Mohammed Morsi
Mohammed MorsiAFP photo

With the removal of Mohammed Morsi as President of Egypt, the Middle East – and the world – is losing one of the more entertaining world leaders. With ruminations on everything from spaghetti to Planet of the Apes, Morsi had a unique way of portraying a situation in an entertaining manner – if you weren't a resident of Egypt, that is.

One of the main complaints among Egyptians against Morsi was his mishandling of the country's energy needs. Once a natural gas exporter, Egypt now does not have enough money to pay for the oil and gas needed to run the country of more than 80 million. In the past few months, electricity cuts have been the norm. Morsi's advice to Egyptians on the crisis: don't run washing machines at night. “Instead of running the automatic washing machines from 8 to 12 pm, the rush hours for electricity consumption, women should run the washers in the morning,” Morsi said in an interview.

A major challenge facing Morsi – and whoever comes after him – is the construction by Ethiopia of a dam on the lower Nile River, which could significantly cut the flow of the Nile into Egypt. Military officials have threatened military action if Ethiopia continues with construction, but Morsi suggested some other ideas. “We will raise our hands to the sky and pray to God, and we will deal with everyone on the basis of mutual love and respect.” In that way, he said, “I’m sure Egypt’s share of the water will not be reduced, it will increase.”

Beyond that, he said, “The Ethiopian prime minister assured me that Egypt would not lose a single drop of water because of the dam.” Morsi made the statement before entering a meeting with his generals about possible military action against Ethiopia.

Morsi's comments have also veered into the bizarre – or at least supernatural. On one occasion, he was asked to write a dedication for the country's “martyrs” who had died in battle. In the dedication, Morsi wrote “Our dear martyrs, my sincere wishes for success.” When asked what he meant – since the opportunity for “success” had passed – Morsi declined to comment.

In a statement that may yet engender a lawsuit from Apple, Morsi once claimed credit for inventing the iPad. “How many people celebrated the fact that we had produced the first Egyptian iPad tablet?,” he asked.

In a memorable interview with Time Magazine last November, Morsy made several choice comments. “It’s not easy to be on the world stage. The world is now much more difficult than it was during your revolution. It’s even more difficult. The world.

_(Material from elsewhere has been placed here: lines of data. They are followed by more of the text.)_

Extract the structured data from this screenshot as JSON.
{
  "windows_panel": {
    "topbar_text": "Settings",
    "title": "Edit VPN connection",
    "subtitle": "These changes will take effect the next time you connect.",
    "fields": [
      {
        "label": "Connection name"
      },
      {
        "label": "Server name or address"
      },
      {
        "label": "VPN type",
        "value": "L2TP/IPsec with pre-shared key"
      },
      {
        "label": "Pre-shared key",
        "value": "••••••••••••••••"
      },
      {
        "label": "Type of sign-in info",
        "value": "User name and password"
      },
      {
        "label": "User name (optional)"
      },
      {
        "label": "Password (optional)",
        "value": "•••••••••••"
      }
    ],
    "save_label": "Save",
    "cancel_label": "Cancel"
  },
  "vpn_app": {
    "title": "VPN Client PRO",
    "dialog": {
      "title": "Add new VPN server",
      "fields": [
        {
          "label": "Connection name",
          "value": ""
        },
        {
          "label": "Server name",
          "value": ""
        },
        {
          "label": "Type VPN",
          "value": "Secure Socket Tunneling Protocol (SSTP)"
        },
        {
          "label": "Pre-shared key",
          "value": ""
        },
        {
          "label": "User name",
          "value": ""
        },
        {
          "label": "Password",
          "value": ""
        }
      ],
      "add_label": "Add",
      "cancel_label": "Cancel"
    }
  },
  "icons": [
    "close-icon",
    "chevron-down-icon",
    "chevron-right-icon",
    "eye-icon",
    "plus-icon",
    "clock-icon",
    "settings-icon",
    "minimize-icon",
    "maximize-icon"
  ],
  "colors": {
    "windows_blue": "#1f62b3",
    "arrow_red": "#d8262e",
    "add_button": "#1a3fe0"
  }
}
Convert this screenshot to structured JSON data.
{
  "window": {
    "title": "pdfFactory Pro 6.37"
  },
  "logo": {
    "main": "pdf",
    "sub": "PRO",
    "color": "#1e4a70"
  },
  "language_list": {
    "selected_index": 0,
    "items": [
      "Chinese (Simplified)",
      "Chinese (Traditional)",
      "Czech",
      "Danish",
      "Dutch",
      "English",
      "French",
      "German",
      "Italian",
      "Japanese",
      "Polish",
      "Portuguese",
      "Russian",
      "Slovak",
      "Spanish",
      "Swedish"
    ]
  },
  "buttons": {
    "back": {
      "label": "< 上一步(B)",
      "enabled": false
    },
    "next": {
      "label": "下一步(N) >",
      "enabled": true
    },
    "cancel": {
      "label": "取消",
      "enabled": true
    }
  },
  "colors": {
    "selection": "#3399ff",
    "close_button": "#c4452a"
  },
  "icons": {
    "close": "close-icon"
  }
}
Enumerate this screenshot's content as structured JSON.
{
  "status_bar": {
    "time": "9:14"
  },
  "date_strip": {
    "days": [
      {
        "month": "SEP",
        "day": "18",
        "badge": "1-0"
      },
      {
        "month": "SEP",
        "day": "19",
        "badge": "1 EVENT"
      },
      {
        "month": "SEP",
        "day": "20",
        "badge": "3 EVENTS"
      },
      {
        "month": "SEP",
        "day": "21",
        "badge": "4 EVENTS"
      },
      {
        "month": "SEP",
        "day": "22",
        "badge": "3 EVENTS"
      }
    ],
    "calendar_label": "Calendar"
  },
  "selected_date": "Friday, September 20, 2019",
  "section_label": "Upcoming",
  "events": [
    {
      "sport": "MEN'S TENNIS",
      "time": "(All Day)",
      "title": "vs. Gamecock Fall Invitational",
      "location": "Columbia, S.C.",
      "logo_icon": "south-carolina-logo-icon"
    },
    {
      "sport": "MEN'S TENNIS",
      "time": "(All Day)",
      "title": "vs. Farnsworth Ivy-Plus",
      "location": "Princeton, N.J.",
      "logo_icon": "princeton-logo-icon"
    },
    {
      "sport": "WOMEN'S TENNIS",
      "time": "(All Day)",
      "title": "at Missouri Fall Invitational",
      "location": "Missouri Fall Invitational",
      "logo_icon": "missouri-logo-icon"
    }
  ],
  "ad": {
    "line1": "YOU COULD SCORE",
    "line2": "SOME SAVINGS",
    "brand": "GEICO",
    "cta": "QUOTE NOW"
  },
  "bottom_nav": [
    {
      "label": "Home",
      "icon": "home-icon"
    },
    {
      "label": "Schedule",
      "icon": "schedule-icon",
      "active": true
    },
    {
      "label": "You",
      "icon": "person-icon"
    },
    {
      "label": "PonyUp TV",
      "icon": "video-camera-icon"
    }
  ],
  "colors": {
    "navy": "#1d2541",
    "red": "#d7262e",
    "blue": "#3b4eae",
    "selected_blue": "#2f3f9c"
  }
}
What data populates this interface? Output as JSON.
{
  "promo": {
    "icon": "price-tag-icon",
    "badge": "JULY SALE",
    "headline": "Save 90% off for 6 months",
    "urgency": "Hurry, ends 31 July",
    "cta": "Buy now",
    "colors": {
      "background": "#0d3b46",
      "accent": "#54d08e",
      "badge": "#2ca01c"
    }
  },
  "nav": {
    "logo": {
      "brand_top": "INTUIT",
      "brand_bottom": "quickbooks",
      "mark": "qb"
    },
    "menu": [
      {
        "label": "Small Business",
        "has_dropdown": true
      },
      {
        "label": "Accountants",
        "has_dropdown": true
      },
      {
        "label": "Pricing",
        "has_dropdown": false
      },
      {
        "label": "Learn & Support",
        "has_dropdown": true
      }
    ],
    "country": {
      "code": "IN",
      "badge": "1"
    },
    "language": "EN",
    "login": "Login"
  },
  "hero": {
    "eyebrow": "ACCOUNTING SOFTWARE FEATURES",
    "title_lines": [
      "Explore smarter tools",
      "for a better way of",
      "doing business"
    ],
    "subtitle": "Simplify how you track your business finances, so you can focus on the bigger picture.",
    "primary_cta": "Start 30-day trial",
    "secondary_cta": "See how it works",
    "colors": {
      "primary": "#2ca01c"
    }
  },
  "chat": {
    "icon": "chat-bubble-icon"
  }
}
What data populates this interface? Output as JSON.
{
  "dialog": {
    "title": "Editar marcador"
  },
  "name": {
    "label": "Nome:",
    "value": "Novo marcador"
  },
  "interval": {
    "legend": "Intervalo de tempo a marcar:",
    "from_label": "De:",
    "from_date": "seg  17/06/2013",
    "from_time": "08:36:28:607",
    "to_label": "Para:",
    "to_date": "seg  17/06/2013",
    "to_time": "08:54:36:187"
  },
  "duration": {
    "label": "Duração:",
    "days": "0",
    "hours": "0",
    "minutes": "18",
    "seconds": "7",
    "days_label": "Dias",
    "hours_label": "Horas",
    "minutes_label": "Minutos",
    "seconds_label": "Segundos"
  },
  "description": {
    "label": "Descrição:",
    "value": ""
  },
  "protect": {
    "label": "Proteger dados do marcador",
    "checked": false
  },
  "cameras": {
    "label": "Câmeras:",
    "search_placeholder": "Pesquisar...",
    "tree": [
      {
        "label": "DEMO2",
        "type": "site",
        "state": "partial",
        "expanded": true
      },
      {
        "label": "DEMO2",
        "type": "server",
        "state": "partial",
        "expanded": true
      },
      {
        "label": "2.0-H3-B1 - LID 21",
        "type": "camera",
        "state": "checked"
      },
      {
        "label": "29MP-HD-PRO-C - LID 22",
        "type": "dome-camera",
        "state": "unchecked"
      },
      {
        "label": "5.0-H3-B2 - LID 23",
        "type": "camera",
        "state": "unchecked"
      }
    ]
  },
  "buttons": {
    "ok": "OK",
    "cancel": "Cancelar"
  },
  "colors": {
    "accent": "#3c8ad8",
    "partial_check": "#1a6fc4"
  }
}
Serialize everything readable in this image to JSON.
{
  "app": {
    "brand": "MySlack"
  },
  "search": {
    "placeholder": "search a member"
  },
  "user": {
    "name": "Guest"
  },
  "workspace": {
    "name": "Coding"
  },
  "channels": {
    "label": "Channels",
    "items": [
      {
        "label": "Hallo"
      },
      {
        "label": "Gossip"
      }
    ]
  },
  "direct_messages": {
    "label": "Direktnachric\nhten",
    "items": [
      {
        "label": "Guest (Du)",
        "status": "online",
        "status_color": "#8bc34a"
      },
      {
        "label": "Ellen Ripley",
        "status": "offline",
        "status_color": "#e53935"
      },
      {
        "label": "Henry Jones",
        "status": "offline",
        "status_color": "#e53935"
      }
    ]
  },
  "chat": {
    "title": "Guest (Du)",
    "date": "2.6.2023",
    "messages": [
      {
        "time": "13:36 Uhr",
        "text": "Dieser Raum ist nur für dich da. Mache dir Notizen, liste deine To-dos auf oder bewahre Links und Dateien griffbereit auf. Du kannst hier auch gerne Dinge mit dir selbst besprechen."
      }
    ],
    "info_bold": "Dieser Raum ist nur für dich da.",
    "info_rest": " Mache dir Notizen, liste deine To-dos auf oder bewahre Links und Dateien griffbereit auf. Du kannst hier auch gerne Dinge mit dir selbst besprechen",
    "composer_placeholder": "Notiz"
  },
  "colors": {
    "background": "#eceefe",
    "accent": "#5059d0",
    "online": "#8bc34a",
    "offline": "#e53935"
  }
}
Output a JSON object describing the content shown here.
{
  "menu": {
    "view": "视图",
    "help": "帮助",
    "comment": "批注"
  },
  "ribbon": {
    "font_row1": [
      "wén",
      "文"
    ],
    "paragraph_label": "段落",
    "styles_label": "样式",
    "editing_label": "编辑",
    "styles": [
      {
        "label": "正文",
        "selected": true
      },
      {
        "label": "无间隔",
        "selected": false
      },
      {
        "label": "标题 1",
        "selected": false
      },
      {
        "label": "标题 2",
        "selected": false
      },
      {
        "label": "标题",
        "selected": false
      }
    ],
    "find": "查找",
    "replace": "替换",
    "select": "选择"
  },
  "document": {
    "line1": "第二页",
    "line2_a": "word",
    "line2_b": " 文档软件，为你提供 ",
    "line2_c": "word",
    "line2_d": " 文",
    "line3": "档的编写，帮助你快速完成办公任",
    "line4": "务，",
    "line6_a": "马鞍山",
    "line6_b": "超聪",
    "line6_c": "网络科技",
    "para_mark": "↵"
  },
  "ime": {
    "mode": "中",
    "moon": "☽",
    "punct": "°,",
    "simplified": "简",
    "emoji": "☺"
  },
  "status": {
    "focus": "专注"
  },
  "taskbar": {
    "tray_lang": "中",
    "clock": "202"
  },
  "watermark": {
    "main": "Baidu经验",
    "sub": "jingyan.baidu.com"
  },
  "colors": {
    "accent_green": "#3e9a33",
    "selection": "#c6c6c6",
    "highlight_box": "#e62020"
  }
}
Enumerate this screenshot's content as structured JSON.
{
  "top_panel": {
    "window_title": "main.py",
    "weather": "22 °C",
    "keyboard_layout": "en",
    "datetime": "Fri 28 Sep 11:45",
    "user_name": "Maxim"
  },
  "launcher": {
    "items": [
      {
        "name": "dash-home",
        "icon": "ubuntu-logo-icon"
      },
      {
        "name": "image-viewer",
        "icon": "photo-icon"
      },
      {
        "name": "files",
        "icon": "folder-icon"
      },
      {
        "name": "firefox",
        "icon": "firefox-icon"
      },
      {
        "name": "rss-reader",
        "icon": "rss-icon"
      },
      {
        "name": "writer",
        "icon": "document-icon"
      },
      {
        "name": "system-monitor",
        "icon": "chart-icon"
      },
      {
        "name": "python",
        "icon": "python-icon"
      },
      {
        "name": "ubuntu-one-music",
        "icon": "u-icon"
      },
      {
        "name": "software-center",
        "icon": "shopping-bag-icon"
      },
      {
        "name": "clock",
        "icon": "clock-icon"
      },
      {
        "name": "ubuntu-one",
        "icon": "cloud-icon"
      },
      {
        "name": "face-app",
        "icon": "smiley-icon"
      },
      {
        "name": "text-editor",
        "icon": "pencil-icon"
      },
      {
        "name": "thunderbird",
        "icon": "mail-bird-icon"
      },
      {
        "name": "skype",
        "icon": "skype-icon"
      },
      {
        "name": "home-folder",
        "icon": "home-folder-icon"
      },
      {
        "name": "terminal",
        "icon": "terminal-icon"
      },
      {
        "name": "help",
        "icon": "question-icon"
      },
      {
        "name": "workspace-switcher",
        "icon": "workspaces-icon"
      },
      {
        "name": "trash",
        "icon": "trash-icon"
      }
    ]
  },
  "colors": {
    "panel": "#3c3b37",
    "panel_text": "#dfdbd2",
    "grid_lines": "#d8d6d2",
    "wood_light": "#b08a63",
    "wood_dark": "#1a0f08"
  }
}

More complicated, complex, difficult. It’s a spaghetti-like structure. It’s mixed up,” he said.

And in perhaps his most bizarre statement – also from the Time interview - Morsi recollected his viewing of the 1968 Hollywood classic, Planet of the Apes. It was supposed to be a description of how he views politics, but it wasn't clear what he meant. "I remember a movie. Which one? Planet of the Apes. The old version, not the new one. I still remember, this is the conclusion: When the big monkey, he was head of the supreme court, I think — in the movie! — and there was a big scientist working for him, cleaning things, has been chained there.

“And it was the planet of the apes after the destructive act of a big war, and atomic bombs and whatever in the movie,” Morsy continued. “And the scientist was asking him to do something - this was 30 years ago: 'Don’t forget you are a monkey,' and 'Don’t ask me about this dirty work.' What did the big ape, (the monkey) say? He said, 'You’re human, you did it [to] yourself.' That’s the conclusion. Can we do something better for ourselves?”